# WORK INSTRUCTIONS
Each line below that includes the word "weekday" is to be reported.

[Records from a dataset]
-----
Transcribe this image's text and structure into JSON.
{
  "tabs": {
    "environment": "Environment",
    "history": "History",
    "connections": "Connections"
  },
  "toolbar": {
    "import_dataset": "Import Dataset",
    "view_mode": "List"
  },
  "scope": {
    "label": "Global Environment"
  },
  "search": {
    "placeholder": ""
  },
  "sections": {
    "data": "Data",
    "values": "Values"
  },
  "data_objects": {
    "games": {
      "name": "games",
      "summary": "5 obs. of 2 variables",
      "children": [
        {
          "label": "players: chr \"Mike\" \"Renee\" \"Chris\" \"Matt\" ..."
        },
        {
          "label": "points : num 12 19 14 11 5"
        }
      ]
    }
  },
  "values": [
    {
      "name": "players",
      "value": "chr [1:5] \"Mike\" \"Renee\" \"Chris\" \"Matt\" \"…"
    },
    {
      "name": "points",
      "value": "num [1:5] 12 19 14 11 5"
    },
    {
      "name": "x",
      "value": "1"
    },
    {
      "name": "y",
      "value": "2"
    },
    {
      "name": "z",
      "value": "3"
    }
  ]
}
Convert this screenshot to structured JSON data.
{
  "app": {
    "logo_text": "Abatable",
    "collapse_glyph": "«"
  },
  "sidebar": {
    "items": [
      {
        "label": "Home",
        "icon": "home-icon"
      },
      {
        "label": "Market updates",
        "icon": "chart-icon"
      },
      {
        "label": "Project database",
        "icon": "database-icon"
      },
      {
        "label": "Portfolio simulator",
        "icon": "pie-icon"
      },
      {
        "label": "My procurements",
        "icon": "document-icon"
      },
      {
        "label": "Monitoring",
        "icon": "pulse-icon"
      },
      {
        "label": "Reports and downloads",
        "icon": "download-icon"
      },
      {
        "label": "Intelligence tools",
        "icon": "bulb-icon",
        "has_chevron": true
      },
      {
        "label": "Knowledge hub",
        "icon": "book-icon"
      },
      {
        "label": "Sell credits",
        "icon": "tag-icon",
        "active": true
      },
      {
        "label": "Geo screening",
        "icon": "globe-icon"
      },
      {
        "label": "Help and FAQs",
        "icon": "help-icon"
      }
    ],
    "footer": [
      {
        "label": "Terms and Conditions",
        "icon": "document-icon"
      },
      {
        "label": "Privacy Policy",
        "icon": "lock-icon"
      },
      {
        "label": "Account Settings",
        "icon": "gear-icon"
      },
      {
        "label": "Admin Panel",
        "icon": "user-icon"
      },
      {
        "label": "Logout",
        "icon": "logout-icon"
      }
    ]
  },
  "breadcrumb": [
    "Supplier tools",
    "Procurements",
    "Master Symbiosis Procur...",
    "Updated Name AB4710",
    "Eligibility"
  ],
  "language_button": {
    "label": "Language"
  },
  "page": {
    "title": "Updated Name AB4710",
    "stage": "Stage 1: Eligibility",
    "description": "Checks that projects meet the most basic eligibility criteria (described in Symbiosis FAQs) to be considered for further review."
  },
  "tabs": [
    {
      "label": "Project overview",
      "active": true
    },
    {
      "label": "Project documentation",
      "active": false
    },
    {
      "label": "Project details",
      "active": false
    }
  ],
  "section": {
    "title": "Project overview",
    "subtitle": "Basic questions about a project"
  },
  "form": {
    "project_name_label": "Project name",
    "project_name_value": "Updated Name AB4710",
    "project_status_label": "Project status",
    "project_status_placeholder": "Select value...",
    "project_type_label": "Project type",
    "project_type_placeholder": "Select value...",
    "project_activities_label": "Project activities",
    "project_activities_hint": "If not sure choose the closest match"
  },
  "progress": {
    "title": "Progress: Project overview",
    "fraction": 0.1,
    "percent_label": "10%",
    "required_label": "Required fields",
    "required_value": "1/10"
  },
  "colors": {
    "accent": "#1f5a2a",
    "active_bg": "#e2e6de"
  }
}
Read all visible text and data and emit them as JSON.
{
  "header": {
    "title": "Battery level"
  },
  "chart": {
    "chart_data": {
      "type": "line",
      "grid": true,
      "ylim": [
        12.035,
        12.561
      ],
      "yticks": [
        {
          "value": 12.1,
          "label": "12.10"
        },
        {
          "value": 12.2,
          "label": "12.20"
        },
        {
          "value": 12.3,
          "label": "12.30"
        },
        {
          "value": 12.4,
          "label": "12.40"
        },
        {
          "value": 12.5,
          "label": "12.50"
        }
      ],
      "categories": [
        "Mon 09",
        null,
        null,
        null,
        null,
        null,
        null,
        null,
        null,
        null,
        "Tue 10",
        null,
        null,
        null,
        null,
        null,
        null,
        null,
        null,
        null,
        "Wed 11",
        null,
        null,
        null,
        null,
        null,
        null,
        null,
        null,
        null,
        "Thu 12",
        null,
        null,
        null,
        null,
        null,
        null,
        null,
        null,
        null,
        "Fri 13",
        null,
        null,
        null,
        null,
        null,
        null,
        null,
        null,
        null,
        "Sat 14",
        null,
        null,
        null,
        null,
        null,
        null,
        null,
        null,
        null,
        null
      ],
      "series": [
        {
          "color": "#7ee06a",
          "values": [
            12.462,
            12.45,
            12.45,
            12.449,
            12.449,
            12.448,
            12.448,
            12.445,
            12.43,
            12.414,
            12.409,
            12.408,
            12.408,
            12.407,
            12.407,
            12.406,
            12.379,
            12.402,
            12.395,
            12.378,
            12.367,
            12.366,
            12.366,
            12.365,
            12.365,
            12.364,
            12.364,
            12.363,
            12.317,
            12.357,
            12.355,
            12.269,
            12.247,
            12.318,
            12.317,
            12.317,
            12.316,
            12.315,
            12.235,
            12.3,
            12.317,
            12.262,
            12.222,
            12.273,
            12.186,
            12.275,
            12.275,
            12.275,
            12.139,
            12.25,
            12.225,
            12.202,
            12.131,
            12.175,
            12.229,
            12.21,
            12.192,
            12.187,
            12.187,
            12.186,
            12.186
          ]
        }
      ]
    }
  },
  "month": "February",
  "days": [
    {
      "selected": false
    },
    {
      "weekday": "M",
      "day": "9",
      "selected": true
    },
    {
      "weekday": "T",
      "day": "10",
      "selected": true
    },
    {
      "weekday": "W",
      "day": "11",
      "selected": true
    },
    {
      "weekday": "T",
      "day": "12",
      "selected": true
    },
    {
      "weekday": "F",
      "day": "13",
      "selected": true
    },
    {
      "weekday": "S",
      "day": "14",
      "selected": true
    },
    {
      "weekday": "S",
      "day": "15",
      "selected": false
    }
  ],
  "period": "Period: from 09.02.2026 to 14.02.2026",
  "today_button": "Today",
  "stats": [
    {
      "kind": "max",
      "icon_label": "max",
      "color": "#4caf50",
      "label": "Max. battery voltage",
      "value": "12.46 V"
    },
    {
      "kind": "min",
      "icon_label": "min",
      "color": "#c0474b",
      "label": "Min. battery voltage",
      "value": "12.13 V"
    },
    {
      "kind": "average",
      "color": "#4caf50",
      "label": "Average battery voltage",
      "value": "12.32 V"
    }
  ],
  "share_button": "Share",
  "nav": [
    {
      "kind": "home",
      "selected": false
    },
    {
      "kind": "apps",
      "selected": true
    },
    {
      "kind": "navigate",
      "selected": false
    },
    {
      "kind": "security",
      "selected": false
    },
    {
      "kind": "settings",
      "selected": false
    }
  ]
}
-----
# RESPONSE FOR THIS EXERCISE
      "weekday": "M",
      "weekday": "T",
      "weekday": "W",
      "weekday": "T",
      "weekday": "F",
      "weekday": "S",
      "weekday": "S",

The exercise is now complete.